In trying to “upgrade” my two laptop systems—a Dell Latitude E6400 and a MacBook Pro 2,2—so that I can abandon both of my desktop systems—a Dell tower and a Mac Pro G5—as part of our downsizing attempt, I am re-experiencing the pain of both Windows and OS X. The upgrade mostly consists of moving both machines to SSDs. When I put an SSD in my little Dell Netbook, that sluggish machine became my go-to computer on our trip because it was fast, reliable, small and light, and durable. The MacBook Pro was the opposite of all of those characteristics, so it mostly languished in it’s bomb-proof Pelican case and wasted valuable space for five months. When I did need it, it required several hours of maintenance because the poor layout and cheap fans gummed up with New Mexico dust after a few hours of use. I ended up rebuilding the fans, with actual bearing grease instead of the fish oil Apple’s suppliers used. They have been working for a few hundred hours, quietly and dependably, since.
The SSD installation went quickly (about 2 hours) and, mostly, flawlessly on the Dell laptop, thanks to Samsung’s installation software. My old Dell Latitude E6400 runs like a brand new machine. Pro Tools 10, Sonar X3, Vectorworks, and the usual Office suspects flawlessly and instantly. So far, I consider this move to be a success.
The MacBook installation was as painful as most Apple software/hardware experiences, made even more difficult by the fact that I decided to dig into the physical MacBook to clean and reinstall the heatsink thermal grease, since MacBooks are notorious for overheating and failing in moderate temperatures. (In case you are interested in making this repair, it is only possible on the older MacBook Pro laptops. Apple has not only made the newer models, especially the Retina models, unserviceable and considerably more fragile.)
Counting the disassembly hassle (massively more difficult for the Mac than the Dell), I have about 9 hours invested in the Mac and after the 3rd failed Disk Utilities software installation attempt, I took the excellent advice from other Apple product owners, I gave up on the Apple OS X built-in cloning software and used Carbon Copy Cloner (CCC). Three hours later, my MacBook was up and running. In fact, running considerably more reliably (after downloading a “trim” enabling utility, since Apple only supports its own overpriced SSDs in its usual user-hostile customer disservice manner).

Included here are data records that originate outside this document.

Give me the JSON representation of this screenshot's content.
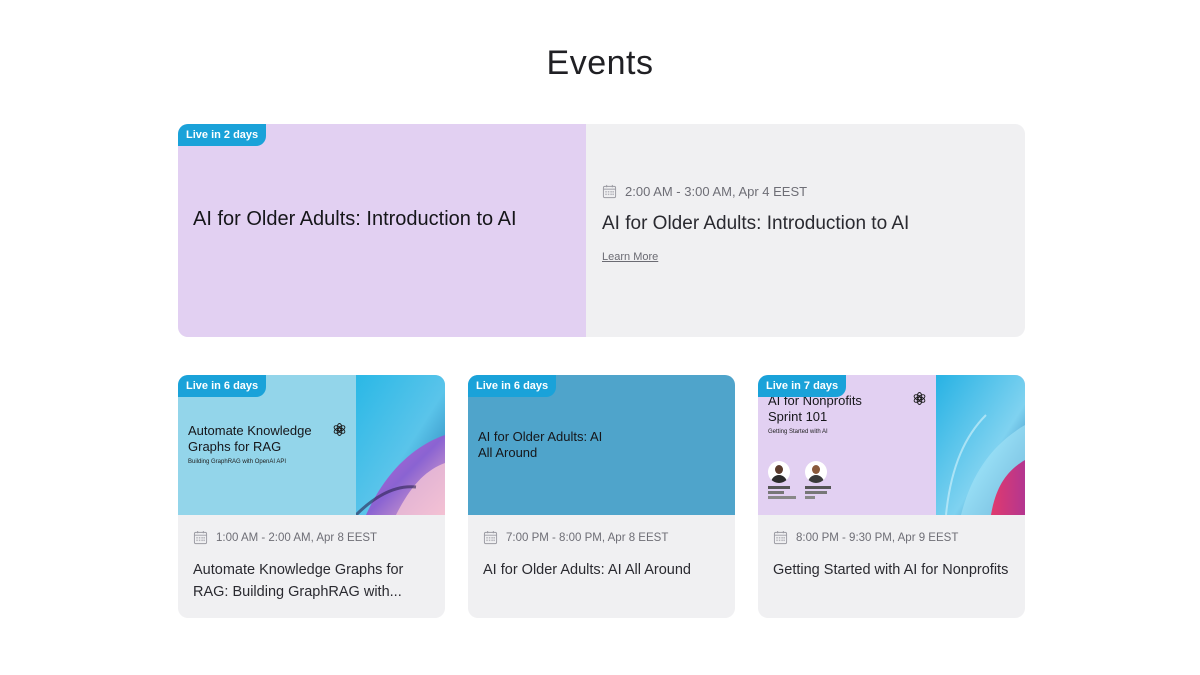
{
  "page": {
    "title": "Events"
  },
  "featured": {
    "badge": "Live in 2 days",
    "thumb_title": "AI for Older Adults: Introduction to AI",
    "thumb_color": "#e2d0f2",
    "datetime": "2:00 AM - 3:00 AM, Apr 4 EEST",
    "title": "AI for Older Adults: Introduction to AI",
    "link_label": "Learn More",
    "calendar_icon": "calendar-icon"
  },
  "cards": [
    {
      "badge": "Live in 6 days",
      "thumb_title": "Automate Knowledge Graphs for RAG",
      "thumb_subtitle": "Building GraphRAG with OpenAI API",
      "thumb_color": "#93d5ea",
      "logo_icon": "openai-logo-icon",
      "datetime": "1:00 AM - 2:00 AM, Apr 8 EEST",
      "title": "Automate Knowledge Graphs for RAG: Building GraphRAG with..."
    },
    {
      "badge": "Live in 6 days",
      "thumb_title": "AI for Older Adults: AI All Around",
      "thumb_color": "#4fa4cb",
      "datetime": "7:00 PM - 8:00 PM, Apr 8 EEST",
      "title": "AI for Older Adults: AI All Around"
    },
    {
      "badge": "Live in 7 days",
      "thumb_title": "AI for Nonprofits Sprint 101",
      "thumb_subtitle": "Getting Started with AI",
      "thumb_color": "#e2d0f2",
      "logo_icon": "openai-logo-icon",
      "datetime": "8:00 PM - 9:30 PM, Apr 9 EEST",
      "title": "Getting Started with AI for Nonprofits"
    }
  ],
  "colors": {
    "badge": "#1aa2d9",
    "card_bg": "#f0f0f2",
    "text_muted": "#6e6e76"
  }
}
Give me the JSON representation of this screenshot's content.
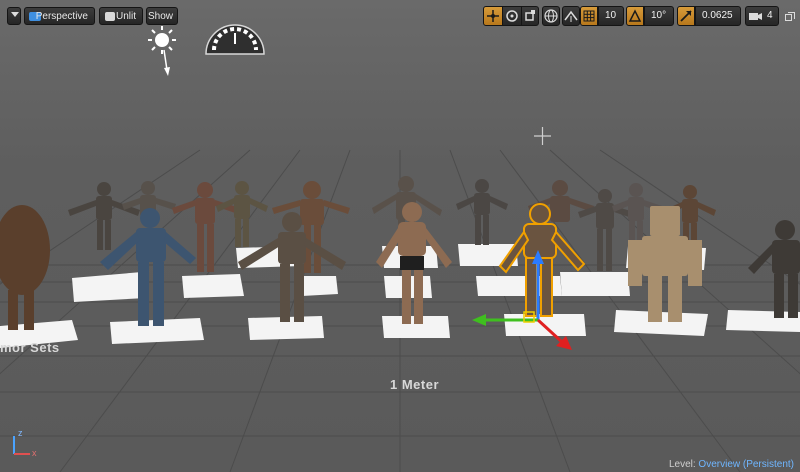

I had the opportunity to do a side-by-side comparison between my newly enabled MacBook Pro and a 2013 MacBook Pro with Intel's Haswell-based Core i5 processor and an Apple-installed SSD. On every functional “benchmark,” we found my old duo-core MacBook was as quick, in practical terms, as the far more expensive, less-featured (except for Thunderbolt) newer model. Counting the Samsung SSD, I now have $500 invested in my MacBook Pro. After the heatsink repair, the main and video processors are running about 50F cooler at max fan speed and 15F cooler at the lowest fan speed. Of course, some of that could be due to the extreme air-path cleaning I gave the laptop. It wasn’t all that dirty, though. On the other hand, Apple’s cheesy heatsink compound was dried into a crumbling thermal insulator that probably did more harm than good.